  • Relocating the EV – Even once extinguished, battery fires can spontaneously reignite for a number of days following the initial fire event. As such, once firefighters have extinguished the EV fire (or during smoking or steady burning phases), the EV may be relocated using heavy machinery to remove the EV from the confines of the building until the EV can be safely quarantined at a suitable location.
  • Allow to burn – Sometimes the quickest way to deal with an EV fire is to let it burn out. If the fire is beyond suppression and it is safe to do so, firefighters may choose to let the fire take its course.

It is also worth noting that in Queensland, the Queensland Fire and Emergency Service (QFES) have released a position statement on ‘Electric vehicle charging stations and electric vehicle carparks’ which encourages building designers and certifiers to consider implementation of mitigating measures for EV fire events including:

  • Emergency shutdown controls for EV charging stations
  • Easily located block plans that can tell intervening firefighters where EV charging stations, EV distribution boards and EV emergency shutdown controls are located
  • Provision of vehicle impact protection (e.g. bollards) for EV charging stations
  • Fire detection and early warning intercommunication systems
  • Smoke management and air handling systems
  • Fire hydrants
  • Automatic fire sprinklers
  • Fire resistance of surrounding construction

At Sotera we are committed to incorporating practical and cost-effective fire safety solutions in the early stages of project design. We would love the opportunity to assist with your project, so get in touch with us at either of our offices in Brisbane or Gold Coast.
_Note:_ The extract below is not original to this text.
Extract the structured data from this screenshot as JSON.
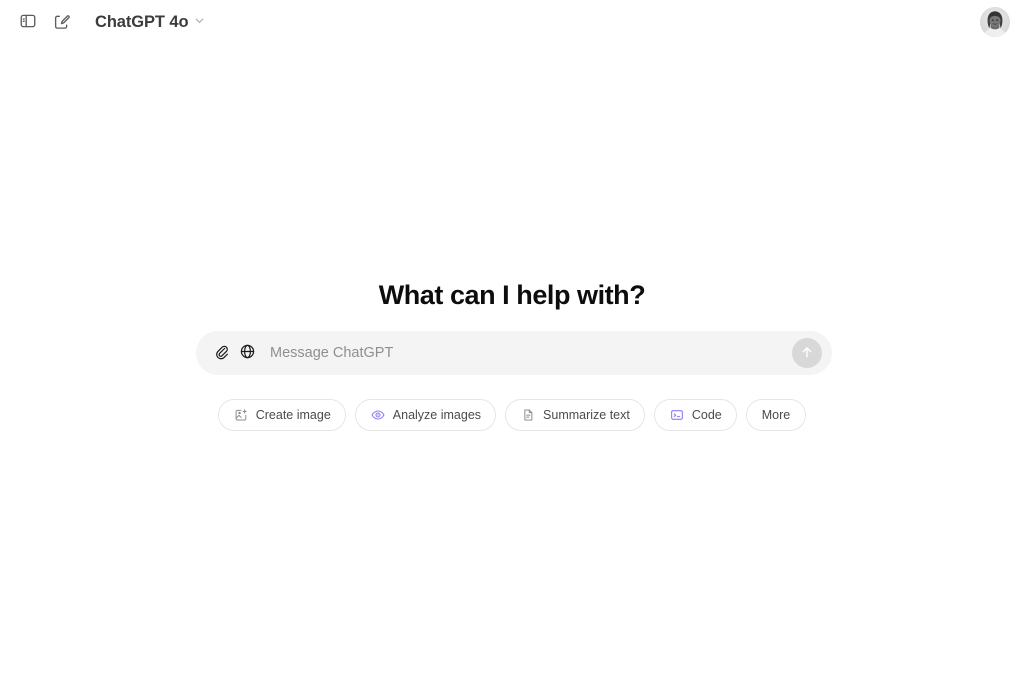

  • State of Electric Vehicles August 2021, Electric Vehicle Council,, Accessed 18/07/2022.
  • Lithium Ion Battery Fires – Knowledge for Fire & Rescue Services, PerOla Malmquist,, Accessed 18/07/2022.
  • Queensland Fire and Emergency Services, Position Statement – Electric Vehicle Charging Stations and Electric Vehicle Carparks Version 04/2022,, Accessed 18/07/2022.